Could you please retype all of the data below exactly?

(GIVEN INFORMATION begins)

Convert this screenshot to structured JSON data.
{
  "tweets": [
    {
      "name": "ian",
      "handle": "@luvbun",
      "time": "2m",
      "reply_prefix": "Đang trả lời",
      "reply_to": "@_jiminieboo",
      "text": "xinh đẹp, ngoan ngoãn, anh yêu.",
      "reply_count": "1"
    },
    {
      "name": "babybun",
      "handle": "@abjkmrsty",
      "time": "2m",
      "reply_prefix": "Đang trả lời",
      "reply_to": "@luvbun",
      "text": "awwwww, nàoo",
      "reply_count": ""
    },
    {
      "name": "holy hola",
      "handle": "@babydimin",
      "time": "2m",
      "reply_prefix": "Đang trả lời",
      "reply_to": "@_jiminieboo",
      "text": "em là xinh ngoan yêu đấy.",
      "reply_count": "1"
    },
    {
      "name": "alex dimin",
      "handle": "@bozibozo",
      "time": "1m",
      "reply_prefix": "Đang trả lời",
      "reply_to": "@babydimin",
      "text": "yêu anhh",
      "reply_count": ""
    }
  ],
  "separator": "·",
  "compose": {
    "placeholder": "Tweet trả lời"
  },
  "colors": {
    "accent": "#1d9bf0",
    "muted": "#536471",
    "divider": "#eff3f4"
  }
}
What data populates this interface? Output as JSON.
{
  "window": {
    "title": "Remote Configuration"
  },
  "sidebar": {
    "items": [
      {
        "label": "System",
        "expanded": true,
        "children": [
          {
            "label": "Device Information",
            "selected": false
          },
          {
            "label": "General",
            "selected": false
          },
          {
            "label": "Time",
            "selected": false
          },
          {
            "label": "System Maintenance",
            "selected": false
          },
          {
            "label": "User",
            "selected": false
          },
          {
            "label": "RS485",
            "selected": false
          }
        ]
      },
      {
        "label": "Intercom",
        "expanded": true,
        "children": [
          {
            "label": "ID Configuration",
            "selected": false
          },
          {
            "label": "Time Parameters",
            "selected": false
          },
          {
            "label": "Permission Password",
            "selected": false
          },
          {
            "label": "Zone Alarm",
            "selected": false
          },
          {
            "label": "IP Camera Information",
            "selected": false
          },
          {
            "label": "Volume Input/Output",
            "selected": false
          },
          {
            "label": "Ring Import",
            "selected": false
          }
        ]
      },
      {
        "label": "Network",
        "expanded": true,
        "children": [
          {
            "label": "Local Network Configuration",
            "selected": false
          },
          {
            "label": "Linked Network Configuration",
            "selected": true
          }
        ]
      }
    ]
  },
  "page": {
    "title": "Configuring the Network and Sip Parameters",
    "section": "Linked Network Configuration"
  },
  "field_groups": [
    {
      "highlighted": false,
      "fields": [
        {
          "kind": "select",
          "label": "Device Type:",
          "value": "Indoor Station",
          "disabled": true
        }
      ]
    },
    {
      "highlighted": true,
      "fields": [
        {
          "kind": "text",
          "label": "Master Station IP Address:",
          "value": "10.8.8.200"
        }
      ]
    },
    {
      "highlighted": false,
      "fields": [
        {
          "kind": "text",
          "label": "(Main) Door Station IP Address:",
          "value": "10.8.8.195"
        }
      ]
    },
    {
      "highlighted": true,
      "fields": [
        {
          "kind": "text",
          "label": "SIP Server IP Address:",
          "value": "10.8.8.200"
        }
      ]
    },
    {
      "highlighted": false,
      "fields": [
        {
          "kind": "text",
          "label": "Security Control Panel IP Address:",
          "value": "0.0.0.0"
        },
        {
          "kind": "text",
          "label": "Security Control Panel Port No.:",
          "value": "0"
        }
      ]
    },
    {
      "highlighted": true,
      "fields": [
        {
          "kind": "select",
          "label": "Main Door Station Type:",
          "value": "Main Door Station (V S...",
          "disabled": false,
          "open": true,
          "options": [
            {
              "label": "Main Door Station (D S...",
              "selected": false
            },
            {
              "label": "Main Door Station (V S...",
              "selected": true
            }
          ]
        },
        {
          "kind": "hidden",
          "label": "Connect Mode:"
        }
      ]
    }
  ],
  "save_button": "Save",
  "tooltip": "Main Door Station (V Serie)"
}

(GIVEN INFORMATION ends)

### PROBLEM SOLUTION
Convert this screenshot to structured JSON data.
{
  "tweets": [
    {
      "name": "ian",
      "handle": "@luvbun",
      "time": "2m",
      "reply_prefix": "Đang trả lời",
      "reply_to": "@_jiminieboo",
      "text": "xinh đẹp, ngoan ngoãn, anh yêu.",
      "reply_count": "1"
    },
    {
      "name": "babybun",
      "handle": "@abjkmrsty",
      "time": "2m",
      "reply_prefix": "Đang trả lời",
      "reply_to": "@luvbun",
      "text": "awwwww, nàoo",
      "reply_count": ""
    },
    {
      "name": "holy hola",
      "handle": "@babydimin",
      "time": "2m",
      "reply_prefix": "Đang trả lời",
      "reply_to": "@_jiminieboo",
      "text": "em là xinh ngoan yêu đấy.",
      "reply_count": "1"
    },
    {
      "name": "alex dimin",
      "handle": "@bozibozo",
      "time": "1m",
      "reply_prefix": "Đang trả lời",
      "reply_to": "@babydimin",
      "text": "yêu anhh",
      "reply_count": ""
    }
  ],
  "separator": "·",
  "compose": {
    "placeholder": "Tweet trả lời"
  },
  "colors": {
    "accent": "#1d9bf0",
    "muted": "#536471",
    "divider": "#eff3f4"
  }
}
What data populates this interface? Output as JSON.
{
  "window": {
    "title": "Remote Configuration"
  },
  "sidebar": {
    "items": [
      {
        "label": "System",
        "expanded": true,
        "children": [
          {
            "label": "Device Information",
            "selected": false
          },
          {
            "label": "General",
            "selected": false
          },
          {
            "label": "Time",
            "selected": false
          },
          {
            "label": "System Maintenance",
            "selected": false
          },
          {
            "label": "User",
            "selected": false
          },
          {
            "label": "RS485",
            "selected": false
          }
        ]
      },
      {
        "label": "Intercom",
        "expanded": true,
        "children": [
          {
            "label": "ID Configuration",
            "selected": false
          },
          {
            "label": "Time Parameters",
            "selected": false
          },
          {
            "label": "Permission Password",
            "selected": false
          },
          {
            "label": "Zone Alarm",
            "selected": false
          },
          {
            "label": "IP Camera Information",
            "selected": false
          },
          {
            "label": "Volume Input/Output",
            "selected": false
          },
          {
            "label": "Ring Import",
            "selected": false
          }
        ]
      },
      {
        "label": "Network",
        "expanded": true,
        "children": [
          {
            "label": "Local Network Configuration",
            "selected": false
          },
          {
            "label": "Linked Network Configuration",
            "selected": true
          }
        ]
      }
    ]
  },
  "page": {
    "title": "Configuring the Network and Sip Parameters",
    "section": "Linked Network Configuration"
  },
  "field_groups": [
    {
      "highlighted": false,
      "fields": [
        {
          "kind": "select",
          "label": "Device Type:",
          "value": "Indoor Station",
          "disabled": true
        }
      ]
    },
    {
      "highlighted": true,
      "fields": [
        {
          "kind": "text",
          "label": "Master Station IP Address:",
          "value": "10.8.8.200"
        }
      ]
    },
    {
      "highlighted": false,
      "fields": [
        {
          "kind": "text",
          "label": "(Main) Door Station IP Address:",
          "value": "10.8.8.195"
        }
      ]
    },
    {
      "highlighted": true,
      "fields": [
        {
          "kind": "text",
          "label": "SIP Server IP Address:",
          "value": "10.8.8.200"
        }
      ]
    },
    {
      "highlighted": false,
      "fields": [
        {
          "kind": "text",
          "label": "Security Control Panel IP Address:",
          "value": "0.0.0.0"
        },
        {
          "kind": "text",
          "label": "Security Control Panel Port No.:",
          "value": "0"
        }
      ]
    },
    {
      "highlighted": true,
      "fields": [
        {
          "kind": "select",
          "label": "Main Door Station Type:",
          "value": "Main Door Station (V S...",
          "disabled": false,
          "open": true,
          "options": [
            {
              "label": "Main Door Station (D S...",
              "selected": false
            },
            {
              "label": "Main Door Station (V S...",
              "selected": true
            }
          ]
        },
        {
          "kind": "hidden",
          "label": "Connect Mode:"
        }
      ]
    }
  ],
  "save_button": "Save",
  "tooltip": "Main Door Station (V Serie)"
}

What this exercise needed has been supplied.